(d) A written drug order issued pursuant to subdivision (a), except a written drug order in a patient’s medical record in a health facility or medical practice, shall contain the printed name, address, and telephone number of the supervising physician and surgeon, the printed or stamped name and license number of the physician assistant, and the signature of the physician assistant. Further, a written drug order for a controlled substance, except a written drug order in a patient’s medical record in a health facility or a medical practice, shall include the federal controlled substances registration number of the physician assistant and shall otherwise comply with Section 11162.1 of the Health and Safety Code. Except as otherwise required for written drug orders for controlled substances under Section 11162.1 of the Health and Safety Code, the requirements of this subdivision may be met through stamping or otherwise imprinting on the supervising physician and surgeon’s prescription blank to show the name, license number, and if applicable, the federal controlled substances registration number of the physician assistant, and shall be signed by the physician assistant.
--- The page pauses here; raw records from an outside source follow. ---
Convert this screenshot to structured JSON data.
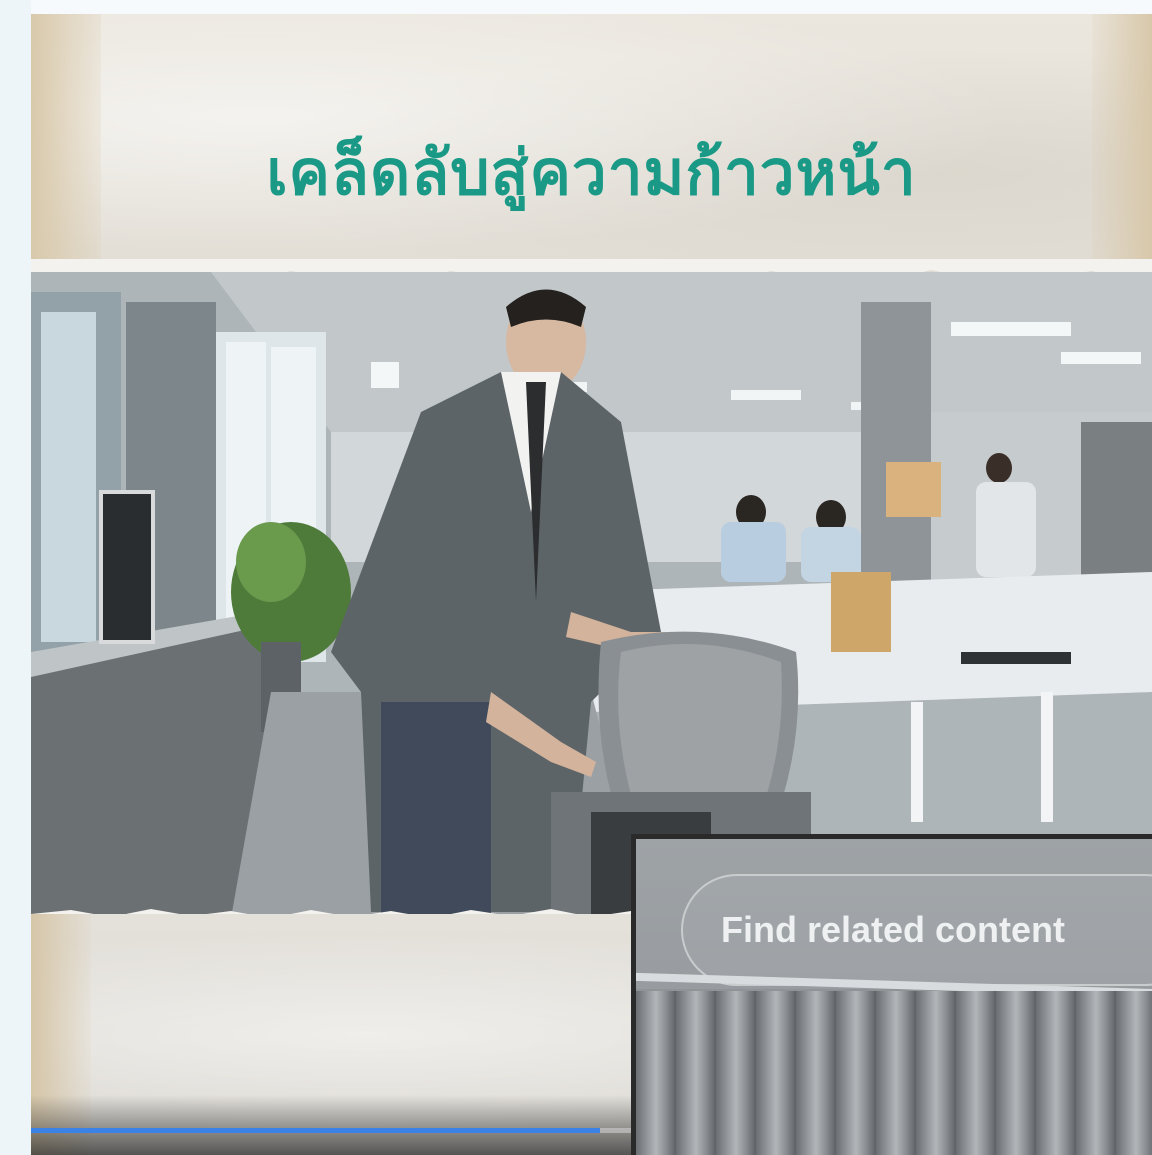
{
  "video": {
    "headline": "เคล็ดลับสู่ความก้าวหน้า",
    "progress_fraction": 0.508
  },
  "related_overlay": {
    "button_label": "Find related content"
  },
  "colors": {
    "headline": "#1a9a86",
    "progress": "#3b82e6",
    "page_background": "#eef4f7"
  },
  "icons": [
    "paper-texture",
    "office-scene"
  ]
}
When using a drug order, the physician assistant is acting on behalf of and as the agent of a supervising physician and surgeon.
(e) The supervising physician and surgeon shall use either of the following mechanisms to ensure adequate supervision of the administration, provision, or issuance by a physician assistant of a drug order to a patient for Schedule II controlled substances:
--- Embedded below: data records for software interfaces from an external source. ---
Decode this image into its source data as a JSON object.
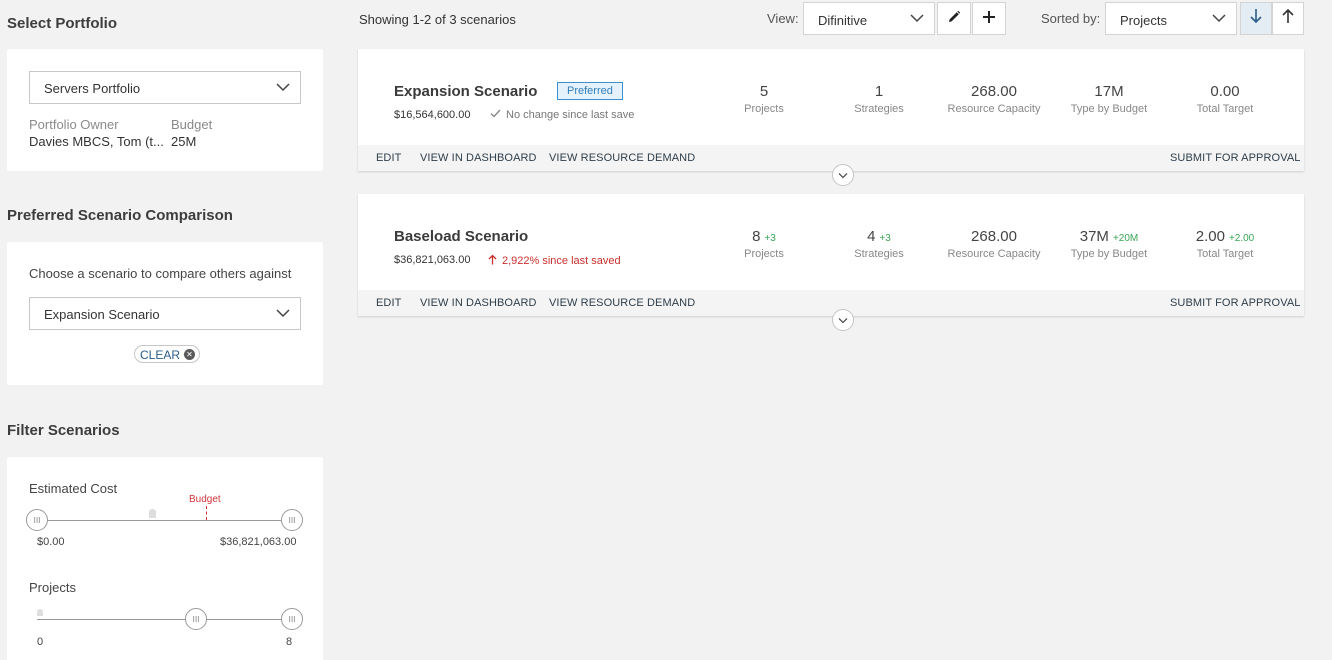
{
  "portfolio": {
    "section_title": "Select Portfolio",
    "selected": "Servers Portfolio",
    "owner_label": "Portfolio Owner",
    "owner_value": "Davies MBCS, Tom (t...",
    "budget_label": "Budget",
    "budget_value": "25M"
  },
  "comparison": {
    "section_title": "Preferred Scenario Comparison",
    "prompt": "Choose a scenario to compare others against",
    "selected": "Expansion Scenario",
    "clear_label": "CLEAR"
  },
  "filters": {
    "section_title": "Filter Scenarios",
    "estimated_cost": {
      "label": "Estimated Cost",
      "min_label": "$0.00",
      "max_label": "$36,821,063.00",
      "budget_label": "Budget",
      "range_low": 0,
      "range_high": 1.0,
      "budget_position": 0.68
    },
    "projects": {
      "label": "Projects",
      "min_label": "0",
      "max_label": "8",
      "range_low": 0.62,
      "range_high": 1.0
    }
  },
  "toolbar": {
    "showing": "Showing 1-2 of 3 scenarios",
    "view_label": "View:",
    "view_value": "Difinitive",
    "sorted_label": "Sorted by:",
    "sorted_value": "Projects"
  },
  "scenarios": [
    {
      "name": "Expansion Scenario",
      "badge": "Preferred",
      "cost": "$16,564,600.00",
      "status": "No change since last save",
      "metrics": [
        {
          "value": "5",
          "delta": "",
          "label": "Projects"
        },
        {
          "value": "1",
          "delta": "",
          "label": "Strategies"
        },
        {
          "value": "268.00",
          "delta": "",
          "label": "Resource Capacity"
        },
        {
          "value": "17M",
          "delta": "",
          "label": "Type by Budget"
        },
        {
          "value": "0.00",
          "delta": "",
          "label": "Total Target"
        }
      ],
      "actions": [
        "EDIT",
        "VIEW IN DASHBOARD",
        "VIEW RESOURCE DEMAND"
      ],
      "submit": "SUBMIT FOR APPROVAL"
    },
    {
      "name": "Baseload Scenario",
      "badge": "",
      "cost": "$36,821,063.00",
      "status": "2,922% since last saved",
      "metrics": [
        {
          "value": "8",
          "delta": "+3",
          "label": "Projects"
        },
        {
          "value": "4",
          "delta": "+3",
          "label": "Strategies"
        },
        {
          "value": "268.00",
          "delta": "",
          "label": "Resource Capacity"
        },
        {
          "value": "37M",
          "delta": "+20M",
          "label": "Type by Budget"
        },
        {
          "value": "2.00",
          "delta": "+2.00",
          "label": "Total Target"
        }
      ],
      "actions": [
        "EDIT",
        "VIEW IN DASHBOARD",
        "VIEW RESOURCE DEMAND"
      ],
      "submit": "SUBMIT FOR APPROVAL"
    }
  ],
  "colors": {
    "accent": "#2f7fc0",
    "positive": "#3aa655",
    "negative": "#c9302c",
    "budget": "#d13438"
  }
}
(1) The medical record of any patient cared for by a physician assistant for whom the physician assistant’s Schedule II drug order has been issued or carried out shall be reviewed, countersigned, and dated by a supervising physician and surgeon within seven days.
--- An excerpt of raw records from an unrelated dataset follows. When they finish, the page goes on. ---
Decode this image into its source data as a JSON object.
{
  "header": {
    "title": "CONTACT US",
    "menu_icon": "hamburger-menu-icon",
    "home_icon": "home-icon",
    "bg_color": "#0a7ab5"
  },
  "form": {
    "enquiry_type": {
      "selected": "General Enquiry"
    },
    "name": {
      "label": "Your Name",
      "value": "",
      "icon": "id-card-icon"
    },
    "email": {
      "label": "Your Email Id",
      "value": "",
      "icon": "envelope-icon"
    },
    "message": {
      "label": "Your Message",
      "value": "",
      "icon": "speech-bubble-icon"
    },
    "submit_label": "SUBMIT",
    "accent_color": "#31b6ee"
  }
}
(2) If the physician assistant has documentation evidencing the successful completion of an education course that covers controlled substances, and that controlled substance education course (A) meets the standards, including pharmacological content, established in Sections 1399.610 and 1399.612 of Title 16 of the California Code of Regulations, and (B) is provided either by an accredited continuing education provider or by an approved physician assistant training program, the supervising physician and surgeon shall review, countersign, and date, within seven days, a sample consisting of the medical records of at least 20 percent of the patients cared for by the physician assistant for whom the physician assistant’s Schedule II drug order has been issued or carried out. Completion of the requirements set forth in this paragraph shall be verified and documented in the manner established in Section 1399.612 of Title 16 of the California Code of Regulations. Physician assistants who have a certificate of completion of the course described in paragraph (2) of subdivision (c) shall be deemed to have met the education course requirement of this subdivision.
(f) All physician assistants who are authorized by their supervising physicians to issue drug orders for controlled substances shall register with the United States Drug Enforcement Administration (DEA).
(g) The board shall consult with the Medical Board of California and report during its sunset review required by Article 7.5 (commencing with Section 9147.7) of Chapter 1.5 of Part 1 of Division 2 of Title 2 of the Government Code the impacts of exempting Schedule III and Schedule IV drug orders from the requirement for a physician and surgeon to review and countersign the affected medical record of a patient.

SEC. 4.

 No reimbursement is required by this act pursuant to Section 6 of Article XIII B of the California Constitution because the only costs that may be incurred by a local agency or school district will be incurred because this act creates a new crime or infraction, eliminates a crime or infraction, or changes the penalty for a crime or infraction, within the meaning of Section 17556 of the Government Code, or changes the definition of a crime within the meaning of Section 6 of Article XIII B of the California Constitution.